Why build three theatres? Well, they are of different sizes and design and can be adapted to suit a classical performance of Shakespeare’s „Hamlet“ or a more modern piece of contemporary (současný) theatre. With audiences (diváci) of 1.160 (Olivier), 890 (Lyttleton) and 400 (Cottesloe) the atmosphere is always intimate and the actors can build up (vytvořit si) a good relationship with the audience.
The main artistic aims of the National Theatre are to show a variety of plays from the whole world of drama, including some little known works, to experiment with new techniques, to give the audience a great choice of productions at reasonable (přiměřený) prices and to offer the complex of the Theatre as a meeting place with attractions such as live music, restaurants, bars and bookshops. In short, the National Theatre is meant for people of all walks of life (jako lidi ze vsšch profesí a společnostni) – a place where culture is most easily accessible.
The process of producing a play takes twenty weeks. During this time the budget (rozpočet) is worked out (vyčerpat), the publicity is arranged (sjednat), the set is designed, music chosen, costumes made and of course, the rehearsals (zkouška) take place. There are workshops at the Theatre where everything is made from the most elaborate (pečlivě propracovaný) furniture to the wigs (paruka) worn by the actors! In fact only boots and shoes cannot be made on the premises (předpoklad ???).

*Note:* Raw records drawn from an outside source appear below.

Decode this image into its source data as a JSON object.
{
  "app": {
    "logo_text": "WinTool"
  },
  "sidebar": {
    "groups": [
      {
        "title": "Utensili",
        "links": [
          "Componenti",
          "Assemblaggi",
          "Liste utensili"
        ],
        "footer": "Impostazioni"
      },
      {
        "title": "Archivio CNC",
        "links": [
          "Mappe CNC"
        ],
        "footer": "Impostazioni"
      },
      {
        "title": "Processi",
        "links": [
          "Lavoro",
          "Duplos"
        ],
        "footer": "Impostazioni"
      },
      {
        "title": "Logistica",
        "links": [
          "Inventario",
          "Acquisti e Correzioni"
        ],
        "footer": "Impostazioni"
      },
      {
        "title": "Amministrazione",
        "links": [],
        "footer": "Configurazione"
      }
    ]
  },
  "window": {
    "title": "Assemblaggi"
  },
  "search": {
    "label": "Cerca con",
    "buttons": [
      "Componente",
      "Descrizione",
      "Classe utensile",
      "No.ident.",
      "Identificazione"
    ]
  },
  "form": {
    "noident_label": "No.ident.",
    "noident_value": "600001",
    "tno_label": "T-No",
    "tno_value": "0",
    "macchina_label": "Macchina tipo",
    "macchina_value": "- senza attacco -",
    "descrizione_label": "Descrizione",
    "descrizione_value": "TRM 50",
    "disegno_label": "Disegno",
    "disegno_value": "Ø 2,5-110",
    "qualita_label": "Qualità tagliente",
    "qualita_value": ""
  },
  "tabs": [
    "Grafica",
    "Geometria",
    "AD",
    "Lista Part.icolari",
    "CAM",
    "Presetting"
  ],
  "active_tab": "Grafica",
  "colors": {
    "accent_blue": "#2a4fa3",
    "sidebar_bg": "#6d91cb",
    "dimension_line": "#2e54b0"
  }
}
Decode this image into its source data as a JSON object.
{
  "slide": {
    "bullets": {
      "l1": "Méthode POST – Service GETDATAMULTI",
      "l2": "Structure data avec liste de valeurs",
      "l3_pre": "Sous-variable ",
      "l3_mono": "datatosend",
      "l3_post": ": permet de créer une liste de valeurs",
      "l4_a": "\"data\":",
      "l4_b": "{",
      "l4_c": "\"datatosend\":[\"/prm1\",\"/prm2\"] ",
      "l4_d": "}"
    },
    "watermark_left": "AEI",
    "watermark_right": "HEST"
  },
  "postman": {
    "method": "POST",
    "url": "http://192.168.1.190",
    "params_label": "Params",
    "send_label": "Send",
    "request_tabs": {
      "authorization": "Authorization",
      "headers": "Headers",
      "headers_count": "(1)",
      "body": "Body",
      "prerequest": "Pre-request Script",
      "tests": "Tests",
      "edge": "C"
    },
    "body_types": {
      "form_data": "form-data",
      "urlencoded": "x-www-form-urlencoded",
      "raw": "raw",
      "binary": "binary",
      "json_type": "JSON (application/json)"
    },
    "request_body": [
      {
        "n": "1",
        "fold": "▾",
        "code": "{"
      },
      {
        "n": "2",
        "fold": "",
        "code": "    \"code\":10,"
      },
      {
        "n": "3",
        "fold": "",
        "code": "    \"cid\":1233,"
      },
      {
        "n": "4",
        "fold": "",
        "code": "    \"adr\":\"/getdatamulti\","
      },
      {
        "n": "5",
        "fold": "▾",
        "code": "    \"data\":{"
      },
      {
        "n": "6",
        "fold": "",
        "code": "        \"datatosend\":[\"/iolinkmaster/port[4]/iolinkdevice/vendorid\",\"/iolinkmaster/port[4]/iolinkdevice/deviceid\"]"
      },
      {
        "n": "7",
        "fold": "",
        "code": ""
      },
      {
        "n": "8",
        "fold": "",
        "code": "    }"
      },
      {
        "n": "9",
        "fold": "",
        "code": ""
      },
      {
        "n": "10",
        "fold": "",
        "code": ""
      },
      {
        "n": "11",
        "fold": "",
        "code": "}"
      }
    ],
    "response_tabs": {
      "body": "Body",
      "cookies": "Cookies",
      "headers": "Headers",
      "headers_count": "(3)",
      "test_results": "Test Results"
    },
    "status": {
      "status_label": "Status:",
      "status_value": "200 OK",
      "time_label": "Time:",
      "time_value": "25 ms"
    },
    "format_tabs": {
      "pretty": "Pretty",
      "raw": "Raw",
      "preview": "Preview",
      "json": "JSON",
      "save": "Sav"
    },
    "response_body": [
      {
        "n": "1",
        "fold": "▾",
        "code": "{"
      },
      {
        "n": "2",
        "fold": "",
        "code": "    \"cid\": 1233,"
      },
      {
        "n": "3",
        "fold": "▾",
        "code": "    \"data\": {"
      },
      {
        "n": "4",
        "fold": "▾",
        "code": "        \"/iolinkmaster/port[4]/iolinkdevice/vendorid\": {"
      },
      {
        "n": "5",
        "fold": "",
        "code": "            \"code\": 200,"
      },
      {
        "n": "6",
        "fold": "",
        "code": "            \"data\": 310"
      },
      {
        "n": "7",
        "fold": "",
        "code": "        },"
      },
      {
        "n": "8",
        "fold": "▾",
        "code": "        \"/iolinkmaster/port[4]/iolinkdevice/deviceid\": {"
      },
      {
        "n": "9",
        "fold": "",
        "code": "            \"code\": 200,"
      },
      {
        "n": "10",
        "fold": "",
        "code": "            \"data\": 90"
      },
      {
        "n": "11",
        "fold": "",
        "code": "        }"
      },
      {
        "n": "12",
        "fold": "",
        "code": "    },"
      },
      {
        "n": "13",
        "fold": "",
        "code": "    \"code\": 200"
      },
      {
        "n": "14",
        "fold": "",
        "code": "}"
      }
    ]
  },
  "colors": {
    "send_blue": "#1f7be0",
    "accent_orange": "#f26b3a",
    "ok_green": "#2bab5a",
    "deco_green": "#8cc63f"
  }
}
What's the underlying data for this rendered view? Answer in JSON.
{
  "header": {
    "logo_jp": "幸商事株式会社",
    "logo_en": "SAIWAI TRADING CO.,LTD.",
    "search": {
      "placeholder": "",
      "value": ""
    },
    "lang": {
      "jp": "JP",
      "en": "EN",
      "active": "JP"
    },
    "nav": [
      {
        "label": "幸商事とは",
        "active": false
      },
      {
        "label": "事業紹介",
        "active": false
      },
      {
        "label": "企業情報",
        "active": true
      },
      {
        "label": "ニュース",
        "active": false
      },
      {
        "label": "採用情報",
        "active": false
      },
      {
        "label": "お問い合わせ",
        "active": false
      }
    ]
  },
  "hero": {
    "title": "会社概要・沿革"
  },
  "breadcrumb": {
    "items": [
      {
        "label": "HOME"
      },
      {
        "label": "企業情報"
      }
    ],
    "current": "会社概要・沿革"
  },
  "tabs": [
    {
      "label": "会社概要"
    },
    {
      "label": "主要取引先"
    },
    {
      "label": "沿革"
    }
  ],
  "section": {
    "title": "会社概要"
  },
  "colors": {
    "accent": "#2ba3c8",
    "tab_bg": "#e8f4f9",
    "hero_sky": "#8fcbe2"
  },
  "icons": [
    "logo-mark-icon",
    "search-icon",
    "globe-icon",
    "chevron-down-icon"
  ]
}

After five months of hard work and preparations the „First Night“ arrives. The critics, about 60 from the world’s press have been invited, the actors and actresses are ready to go, with butterflies in their tummies (jako nervóznost v žaludku ). Just before the performance starts, a rocket is fired from the roof in celebration or the new performance. Afterwards a relieved cast (asi jako herci z jeviště) will attend a „First Night“ party and wait for the newspapers to arrive with the critics‘ view or their latest production. As the Theatre’s publicity tells us „The National? There’s nothing to touch it!“